    I did try to explain the ridiculousness of my following their lobotomized support script when there WAS NO CD DRIVE anymore, but they didn’t get it and rather than run around in cirlces with them or be told that student-inflicted failures weren’t covered under AppleCare (our rep said stuff like that WAS under the education level coverage, but he had a tendency to be completely full of shit) I quickly learned to just bullshit them and would often not even have the downed machines in my office, but rather just kept a double-clickable sound file of the Macintosh statup chime on my own computer to make them think I was rebooting repeatedly per their instructions.

    Only way to get anything done was to game the system to the point where they’d have to send out a 3rd party contracted tech who (hopefully) would take one look at it and say, “You need a new CD drive” and swap out the part.

    Inexplicably and inexcusably, our Apple rep never revealed that there even was a seperate education support number to call until just before he quit. (Not that they were much more helpful, but the missing hundreds of thousands of dollars of AppleCare extended warranty coverage policies are a story for some other day.)

  6. Anonymous says:

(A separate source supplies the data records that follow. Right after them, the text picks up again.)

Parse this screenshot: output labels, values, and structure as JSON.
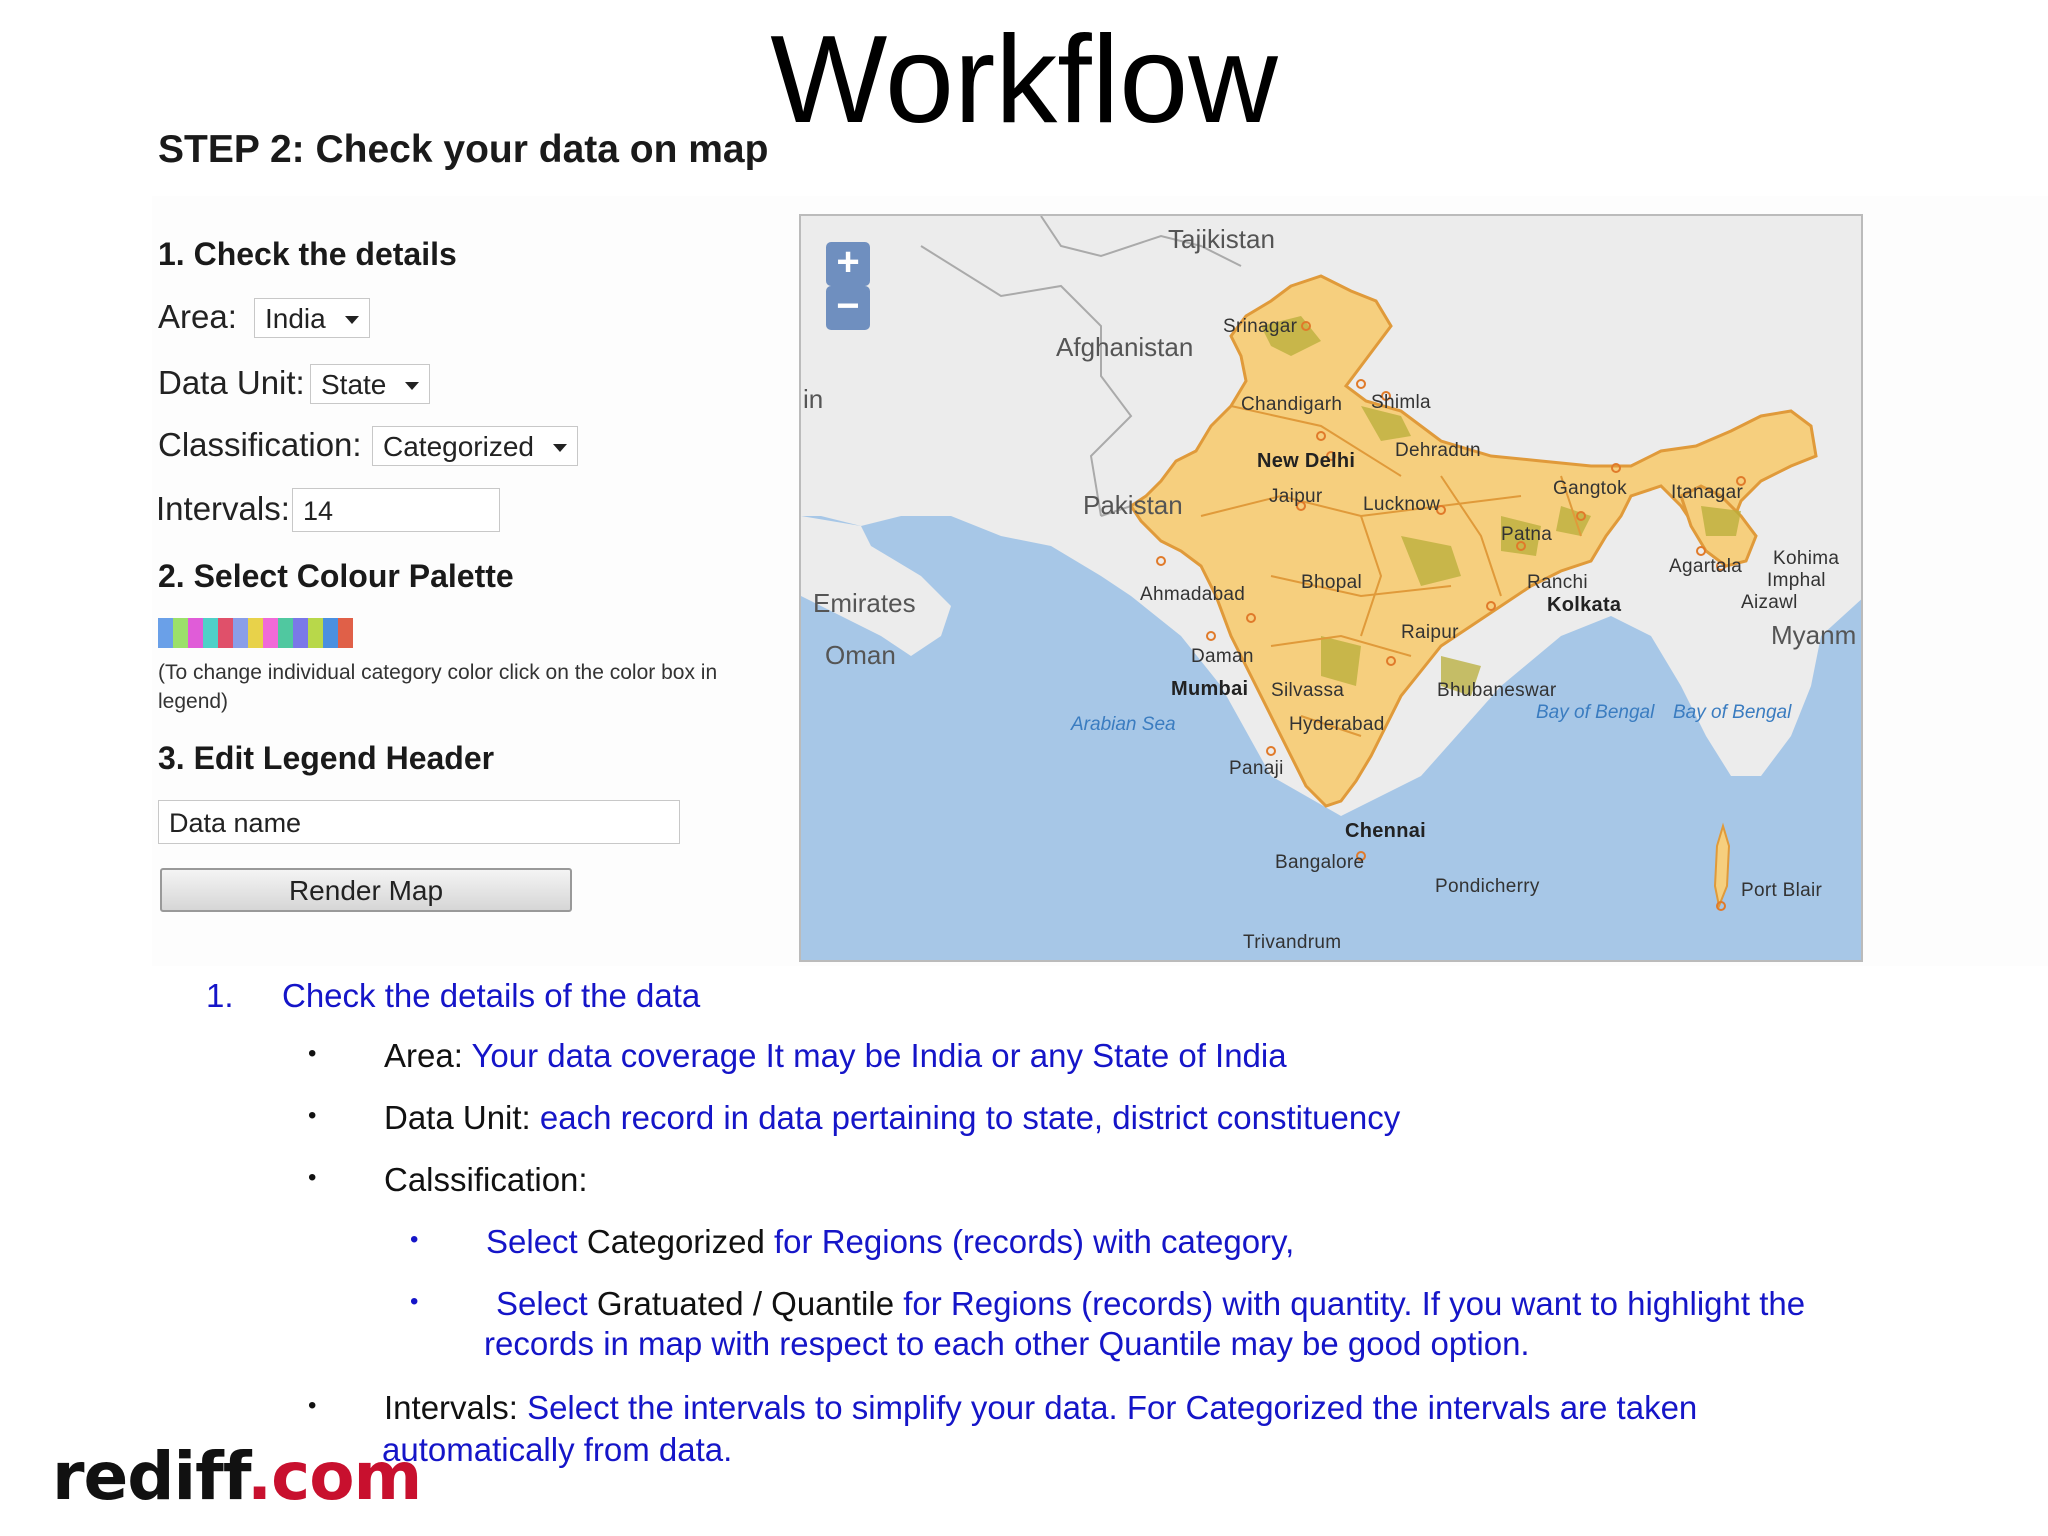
{
  "slide": {
    "title": "Workflow",
    "step_heading": "STEP 2: Check your data on map"
  },
  "form": {
    "section1_heading": "1. Check the details",
    "area_label": "Area:",
    "area_value": "India",
    "data_unit_label": "Data Unit:",
    "data_unit_value": "State",
    "classification_label": "Classification:",
    "classification_value": "Categorized",
    "intervals_label": "Intervals:",
    "intervals_value": "14",
    "section2_heading": "2. Select Colour Palette",
    "palette_colors": [
      "#6aa0e8",
      "#9be06a",
      "#e05cd8",
      "#4fd0c8",
      "#e0506a",
      "#8a9ee8",
      "#e8d24a",
      "#f06ad8",
      "#50c8a0",
      "#7a78e8",
      "#b8d84a",
      "#4a90e0",
      "#e06048"
    ],
    "palette_note": "(To change individual category color click on the color box in legend)",
    "section3_heading": "3. Edit Legend Header",
    "legend_header_value": "Data name",
    "render_button": "Render Map"
  },
  "map": {
    "zoom_in": "+",
    "zoom_out": "−",
    "countries": {
      "tajikistan": "Tajikistan",
      "afghanistan": "Afghanistan",
      "pakistan": "Pakistan",
      "emirates": "Emirates",
      "oman": "Oman",
      "myanmar": "Myanm",
      "iran_fragment": "in"
    },
    "seas": {
      "arabian": "Arabian Sea",
      "bengal1": "Bay of Bengal",
      "bengal2": "Bay of Bengal"
    },
    "cities": {
      "srinagar": "Srinagar",
      "chandigarh": "Chandigarh",
      "shimla": "Shimla",
      "dehradun": "Dehradun",
      "new_delhi": "New Delhi",
      "jaipur": "Jaipur",
      "lucknow": "Lucknow",
      "gangtok": "Gangtok",
      "itanagar": "Itanagar",
      "patna": "Patna",
      "kohima": "Kohima",
      "agartala": "Agartala",
      "imphal": "Imphal",
      "aizawl": "Aizawl",
      "ahmadabad": "Ahmadabad",
      "bhopal": "Bhopal",
      "ranchi": "Ranchi",
      "kolkata": "Kolkata",
      "raipur": "Raipur",
      "daman": "Daman",
      "mumbai": "Mumbai",
      "silvassa": "Silvassa",
      "bhubaneswar": "Bhubaneswar",
      "hyderabad": "Hyderabad",
      "panaji": "Panaji",
      "chennai": "Chennai",
      "bangalore": "Bangalore",
      "pondicherry": "Pondicherry",
      "port_blair": "Port Blair",
      "trivandrum": "Trivandrum"
    },
    "colors": {
      "water": "#a7c7e7",
      "land": "#ececec",
      "india": "#f6cf7e",
      "border": "#e09a3a"
    }
  },
  "notes": {
    "item1_number": "1.",
    "item1_text": "Check the details of the data",
    "area_key": "Area:",
    "area_desc": "Your data coverage It may be India or any State of India",
    "unit_key": "Data Unit:",
    "unit_desc": "each record in data pertaining to state, district constituency",
    "class_key": "Calssification:",
    "cat_select": "Select",
    "cat_word": "Categorized",
    "cat_desc": "for Regions (records) with category,",
    "grad_select": "Select",
    "grad_word": "Gratuated / Quantile",
    "grad_desc1": "for Regions (records) with quantity. If you want to highlight the",
    "grad_desc2": "records in map with respect to each other Quantile may be good option.",
    "int_key": "Intervals:",
    "int_desc1": "Select the intervals to simplify your data. For Categorized the intervals are taken",
    "int_desc2": "automatically from data.",
    "bullet": "•"
  },
  "logo": {
    "main": "rediff",
    "suffix": ".com"
  }
}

    I went thru hrs of troubleshooting. Finally get a case# and phone # for RMA. I call, placed on hold for 19 minutes, the person answers and says I need to go to a website. I ask why they can not provide an RMa Not my job. I get on the site. Step 3 proof of purchase- gives you the choice to upload or browse. I have an Office Depot receipt. cannot do either. Type in Office Depot. Will not accept it. Call RMA and get voice mail. Someone will call you.
    This is the worst circle jerk in the business. Strongly suggest you avoid doing business with this company! Glenn